Most parents know that the 24th December is the hardest night of the year to get your child to sleep.
The month-long build-up of excitement reaches its peak and the last thing your child wants to do is lie down and be still.
So how do you help your little one to fall asleep in time for Santa’s arrival?
Read my special Christmas Eve tips below to help you to enjoy a Silent Night and be ready to enjoy the big day.
Make sure that you head into Christmas Eve prepared. Follow my 5 sleep tips for Festive sleep available here, and discover the importance of activity, balance, routine, calm and food for your child’s festive sleep.
Stick to a plan
Planning helps many people (especially young children) to feel more calm and comfortable. It helps them to know what is coming and what is expected of them.
Have a plan for Christmas Eve and give your child a brief idea of the activities that will take place in the run up to sleep. For example you might tell them that you are going for a walk, watching a Christmas film, putting out treats for Santa, and then it’s bedtime. If they know what’s coming they will be more prepared and calm when bedtime approaches.
Stick to your plan and don’t negotiate.
Many children become anxious at the thought of Santa coming in to their bedrooms to fill their stocking whilst they are asleep. And if you think about it, it’s actually quite a strange idea.
Help your child to feel more comfortable by putting elves, treats, stockings and all other Christmas items, in to another room such as the living room or dining room.
Reassure your child that Santa will not come into their bedroom at all and that they are safe to sleep peacefully.
To sleep well your child needs a balance of the sleep hormones Serotonin and Melatonin, which can actually be boosted by eating the correct types of foods.
If your child has too many treats before bedtime, they will feel a sugar rush that will make it more difficult to get them to sleep. This is then followed by an energy crash that will cause them to wake more frequently during the night!
Instead try introducing cherries, apricots or raisins to help natural Melatonin production.
And to boost Serotonin try chicken, cheese, tuna, eggs, nuts or milk.
The Christmas turkey is actually packed with tryptophan (an amino acid which helps the production of the sleep hormone Serotonin). It stabilises blood sugar and can actually induce sleepiness. Anyone for turkey on Christmas Eve??
Create the calm
Christmas is an unusual and magical time for children. Nothing is quite the same as it normally is. All of the grown ups suddenly seem to be rushed, panicked and stressed. Children quickly pick up on your emotions and if you are stressed or cross, it won’t help to get your child to relax into sleep.

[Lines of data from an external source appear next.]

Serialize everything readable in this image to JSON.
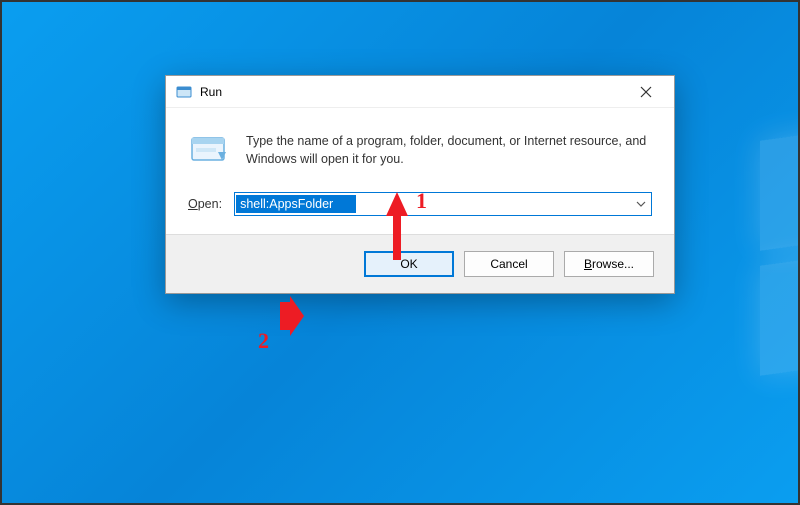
{
  "dialog": {
    "title": "Run",
    "description": "Type the name of a program, folder, document, or Internet resource, and Windows will open it for you.",
    "open_label_prefix": "O",
    "open_label_rest": "pen:",
    "input_value": "shell:AppsFolder",
    "buttons": {
      "ok": "OK",
      "cancel": "Cancel",
      "browse_prefix": "B",
      "browse_rest": "rowse..."
    }
  },
  "annotations": {
    "label1": "1",
    "label2": "2"
  }
}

Perhaps you can make a little time to join them for an extra snuggle and cosy up in their bedroom for a short while? Try reading a special Christmas book together. Or simply enjoy talking about their Christmas wishes. Any special time and focus that is soothing, calming and relaxing them ready to sleep.
Your child is only little for such a short while. As stressful and busy as Christmas is, do try to enjoy this special time together so that you can remember it with fond memories.
Special note – early starts
It is almost inevitable that your children will wake early on Christmas morning – it’s all just too exciting for them!
Here are some tips that you can use to manage the early start on Christmas morning.
Christmas Morning rules
Some parents agree a special Christmas morning wake up time and leave a clock out for the child to see.
If they can’t tell the time, you could mark the clock face with a pen or marker at the correct time.
Alternatively you could leave a sign next to the clock for them to match up to the digital clock time.
Other parents stick with their normal house rules and then slightly change the clocks in their house to fit with their normal sleep rules!
Whilst others just embrace the early Christmas morning and then put their child to bed earlier on Christmas night to compensate for the difference.
A word of caution for those parents that use a Sleep clock. If you currently use one with your child you will need to be clever about how to use it for Christmas morning.
If you allow your child to ignore the clock and get up early on that one day, you can’t expect them to follow it on other days afterwards.
One popular technique is to adjust the clock after the child has gone to bed on Christmas Eve, to allow for this one off early wake. Just don’t forget to adjust it back again afterwards or your Boxing Day might start early too!
Hopefully your child or children will drift off to a magical sleep for you and not start Christmas Day too early. Most of all, I wish you and your family a wonderfully happy, magical, safe and restful Christmas
Rachael, The Sleep Sanctuary
If you are struggling with your child’s sleep this Christmas, find out how I can help you and your child to enjoy better sleep through The Sleep Sanctuary. Book your free 15 minute chat with me here